■ **Your assignment**:
For the data below, tally how many lines contain "this" and answer only with that tally.

■ **Working data**:
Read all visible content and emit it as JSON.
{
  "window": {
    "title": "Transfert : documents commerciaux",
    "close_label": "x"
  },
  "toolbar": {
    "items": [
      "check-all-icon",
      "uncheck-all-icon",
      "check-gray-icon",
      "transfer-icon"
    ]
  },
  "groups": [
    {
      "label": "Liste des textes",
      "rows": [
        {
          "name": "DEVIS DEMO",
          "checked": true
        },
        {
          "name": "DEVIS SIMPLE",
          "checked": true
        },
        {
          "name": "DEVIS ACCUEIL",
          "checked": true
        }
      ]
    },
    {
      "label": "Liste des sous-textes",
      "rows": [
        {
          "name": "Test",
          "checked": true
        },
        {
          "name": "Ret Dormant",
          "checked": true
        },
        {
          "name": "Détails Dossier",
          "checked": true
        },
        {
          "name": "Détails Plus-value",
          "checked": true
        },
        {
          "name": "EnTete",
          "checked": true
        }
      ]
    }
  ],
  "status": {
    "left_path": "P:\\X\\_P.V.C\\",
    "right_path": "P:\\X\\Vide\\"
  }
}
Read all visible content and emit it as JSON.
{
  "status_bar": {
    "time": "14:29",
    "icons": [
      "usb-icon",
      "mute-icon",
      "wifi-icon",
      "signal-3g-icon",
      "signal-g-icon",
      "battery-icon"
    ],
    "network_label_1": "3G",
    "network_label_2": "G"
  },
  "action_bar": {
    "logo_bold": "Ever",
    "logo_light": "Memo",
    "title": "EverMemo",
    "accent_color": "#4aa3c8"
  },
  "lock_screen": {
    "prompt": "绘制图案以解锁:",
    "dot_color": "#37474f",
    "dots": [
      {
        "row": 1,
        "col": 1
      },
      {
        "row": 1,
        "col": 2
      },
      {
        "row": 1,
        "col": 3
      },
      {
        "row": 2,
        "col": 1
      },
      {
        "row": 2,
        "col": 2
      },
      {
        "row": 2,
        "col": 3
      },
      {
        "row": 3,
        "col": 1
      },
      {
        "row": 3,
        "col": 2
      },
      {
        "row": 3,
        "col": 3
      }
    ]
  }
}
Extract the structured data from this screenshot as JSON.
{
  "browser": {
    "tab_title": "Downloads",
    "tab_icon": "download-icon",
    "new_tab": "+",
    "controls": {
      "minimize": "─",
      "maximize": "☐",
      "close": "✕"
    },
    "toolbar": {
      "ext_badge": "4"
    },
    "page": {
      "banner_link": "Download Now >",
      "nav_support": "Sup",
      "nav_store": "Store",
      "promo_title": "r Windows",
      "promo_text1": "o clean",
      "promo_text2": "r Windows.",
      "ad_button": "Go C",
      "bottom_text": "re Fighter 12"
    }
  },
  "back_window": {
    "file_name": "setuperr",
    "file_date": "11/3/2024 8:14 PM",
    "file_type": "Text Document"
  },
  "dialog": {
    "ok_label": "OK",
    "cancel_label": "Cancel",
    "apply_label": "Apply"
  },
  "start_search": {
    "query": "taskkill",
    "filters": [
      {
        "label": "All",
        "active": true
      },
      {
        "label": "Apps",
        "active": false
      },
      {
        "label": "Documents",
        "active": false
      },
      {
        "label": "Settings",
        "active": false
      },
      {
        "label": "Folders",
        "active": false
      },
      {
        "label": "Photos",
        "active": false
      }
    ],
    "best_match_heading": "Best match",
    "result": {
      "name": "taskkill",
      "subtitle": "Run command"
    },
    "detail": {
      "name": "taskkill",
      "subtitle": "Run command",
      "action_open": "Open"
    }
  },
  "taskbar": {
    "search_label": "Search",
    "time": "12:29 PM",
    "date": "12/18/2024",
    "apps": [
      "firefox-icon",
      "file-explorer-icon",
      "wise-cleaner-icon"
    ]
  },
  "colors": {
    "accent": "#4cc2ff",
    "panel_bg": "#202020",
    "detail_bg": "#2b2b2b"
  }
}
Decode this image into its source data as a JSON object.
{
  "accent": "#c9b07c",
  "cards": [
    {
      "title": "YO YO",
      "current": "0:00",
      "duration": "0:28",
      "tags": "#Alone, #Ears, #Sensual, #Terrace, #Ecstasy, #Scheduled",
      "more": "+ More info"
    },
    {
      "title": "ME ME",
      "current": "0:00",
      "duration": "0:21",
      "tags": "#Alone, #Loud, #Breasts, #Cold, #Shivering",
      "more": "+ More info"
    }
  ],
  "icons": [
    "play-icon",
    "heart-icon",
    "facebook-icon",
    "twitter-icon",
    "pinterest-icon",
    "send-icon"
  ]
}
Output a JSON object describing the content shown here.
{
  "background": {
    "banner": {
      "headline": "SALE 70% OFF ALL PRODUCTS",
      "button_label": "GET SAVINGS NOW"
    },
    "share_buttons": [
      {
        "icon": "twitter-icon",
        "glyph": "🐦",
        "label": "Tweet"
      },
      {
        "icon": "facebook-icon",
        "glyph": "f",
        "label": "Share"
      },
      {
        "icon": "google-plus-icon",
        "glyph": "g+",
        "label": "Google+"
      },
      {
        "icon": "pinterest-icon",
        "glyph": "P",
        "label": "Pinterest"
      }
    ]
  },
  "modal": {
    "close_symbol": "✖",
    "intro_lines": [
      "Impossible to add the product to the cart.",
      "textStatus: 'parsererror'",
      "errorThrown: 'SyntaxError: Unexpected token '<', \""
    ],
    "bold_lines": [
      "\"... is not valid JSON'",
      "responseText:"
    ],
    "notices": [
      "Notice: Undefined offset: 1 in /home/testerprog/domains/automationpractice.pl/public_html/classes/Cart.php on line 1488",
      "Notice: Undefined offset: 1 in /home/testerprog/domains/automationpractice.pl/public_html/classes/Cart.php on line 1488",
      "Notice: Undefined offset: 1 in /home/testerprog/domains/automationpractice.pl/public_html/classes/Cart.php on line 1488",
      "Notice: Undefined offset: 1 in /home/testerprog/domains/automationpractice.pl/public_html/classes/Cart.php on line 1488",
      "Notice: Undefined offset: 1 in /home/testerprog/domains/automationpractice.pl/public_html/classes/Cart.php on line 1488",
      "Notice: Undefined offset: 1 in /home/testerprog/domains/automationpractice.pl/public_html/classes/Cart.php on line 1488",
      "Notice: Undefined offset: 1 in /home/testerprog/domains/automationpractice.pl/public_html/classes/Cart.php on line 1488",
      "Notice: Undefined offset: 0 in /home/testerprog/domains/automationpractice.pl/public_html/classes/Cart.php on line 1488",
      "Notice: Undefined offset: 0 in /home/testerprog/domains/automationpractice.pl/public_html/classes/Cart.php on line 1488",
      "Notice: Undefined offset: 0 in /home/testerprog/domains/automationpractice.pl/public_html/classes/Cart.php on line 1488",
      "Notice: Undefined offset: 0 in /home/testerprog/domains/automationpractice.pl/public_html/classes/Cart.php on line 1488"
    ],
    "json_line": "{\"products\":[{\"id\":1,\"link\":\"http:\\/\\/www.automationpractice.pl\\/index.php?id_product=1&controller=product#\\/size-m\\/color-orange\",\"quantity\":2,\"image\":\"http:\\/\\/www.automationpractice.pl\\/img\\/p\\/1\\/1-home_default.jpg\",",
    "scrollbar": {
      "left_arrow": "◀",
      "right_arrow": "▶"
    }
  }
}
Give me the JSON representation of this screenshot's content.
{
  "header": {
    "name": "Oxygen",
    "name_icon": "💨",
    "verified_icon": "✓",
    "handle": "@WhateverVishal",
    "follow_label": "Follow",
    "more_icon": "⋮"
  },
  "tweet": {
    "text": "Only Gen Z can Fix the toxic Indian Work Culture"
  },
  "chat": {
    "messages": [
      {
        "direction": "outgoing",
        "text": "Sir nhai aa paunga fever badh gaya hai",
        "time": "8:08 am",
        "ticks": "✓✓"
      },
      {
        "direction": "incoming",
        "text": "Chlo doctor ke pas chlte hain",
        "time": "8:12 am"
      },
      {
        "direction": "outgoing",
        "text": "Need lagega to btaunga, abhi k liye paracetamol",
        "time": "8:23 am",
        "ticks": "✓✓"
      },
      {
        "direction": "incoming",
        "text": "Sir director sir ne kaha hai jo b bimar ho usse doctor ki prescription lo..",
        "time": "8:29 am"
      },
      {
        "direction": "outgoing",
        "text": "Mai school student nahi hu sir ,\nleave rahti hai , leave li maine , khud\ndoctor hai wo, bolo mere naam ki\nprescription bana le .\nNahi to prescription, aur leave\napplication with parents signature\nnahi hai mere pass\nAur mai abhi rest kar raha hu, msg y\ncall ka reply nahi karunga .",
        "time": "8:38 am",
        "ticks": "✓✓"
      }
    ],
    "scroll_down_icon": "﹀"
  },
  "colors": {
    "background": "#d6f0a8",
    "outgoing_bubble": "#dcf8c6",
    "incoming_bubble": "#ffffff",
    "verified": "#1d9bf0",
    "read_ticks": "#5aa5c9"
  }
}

■ **Your solution**:
3